▶ **REQUIRED WORK**: Set down every line of the data, unchanged and complete.

▶ **DATASET RECORDS**:
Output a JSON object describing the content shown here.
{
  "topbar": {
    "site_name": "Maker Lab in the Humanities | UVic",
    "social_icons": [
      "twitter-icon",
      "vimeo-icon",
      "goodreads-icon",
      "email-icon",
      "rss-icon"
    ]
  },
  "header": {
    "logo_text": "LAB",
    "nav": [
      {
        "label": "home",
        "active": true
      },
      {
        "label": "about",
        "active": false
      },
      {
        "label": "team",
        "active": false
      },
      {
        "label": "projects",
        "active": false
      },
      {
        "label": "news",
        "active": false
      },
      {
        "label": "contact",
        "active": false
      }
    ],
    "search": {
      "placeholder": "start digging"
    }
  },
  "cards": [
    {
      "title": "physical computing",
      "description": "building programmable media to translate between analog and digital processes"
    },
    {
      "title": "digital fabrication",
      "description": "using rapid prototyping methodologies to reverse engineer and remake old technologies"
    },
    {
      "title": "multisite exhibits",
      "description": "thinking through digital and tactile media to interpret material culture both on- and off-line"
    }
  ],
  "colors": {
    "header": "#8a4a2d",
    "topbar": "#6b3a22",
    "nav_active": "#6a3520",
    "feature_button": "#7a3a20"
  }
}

▶ **EXERCISE OUTPUT**:
Output a JSON object describing the content shown here.
{
  "topbar": {
    "site_name": "Maker Lab in the Humanities | UVic",
    "social_icons": [
      "twitter-icon",
      "vimeo-icon",
      "goodreads-icon",
      "email-icon",
      "rss-icon"
    ]
  },
  "header": {
    "logo_text": "LAB",
    "nav": [
      {
        "label": "home",
        "active": true
      },
      {
        "label": "about",
        "active": false
      },
      {
        "label": "team",
        "active": false
      },
      {
        "label": "projects",
        "active": false
      },
      {
        "label": "news",
        "active": false
      },
      {
        "label": "contact",
        "active": false
      }
    ],
    "search": {
      "placeholder": "start digging"
    }
  },
  "cards": [
    {
      "title": "physical computing",
      "description": "building programmable media to translate between analog and digital processes"
    },
    {
      "title": "digital fabrication",
      "description": "using rapid prototyping methodologies to reverse engineer and remake old technologies"
    },
    {
      "title": "multisite exhibits",
      "description": "thinking through digital and tactile media to interpret material culture both on- and off-line"
    }
  ],
  "colors": {
    "header": "#8a4a2d",
    "topbar": "#6b3a22",
    "nav_active": "#6a3520",
    "feature_button": "#7a3a20"
  }
}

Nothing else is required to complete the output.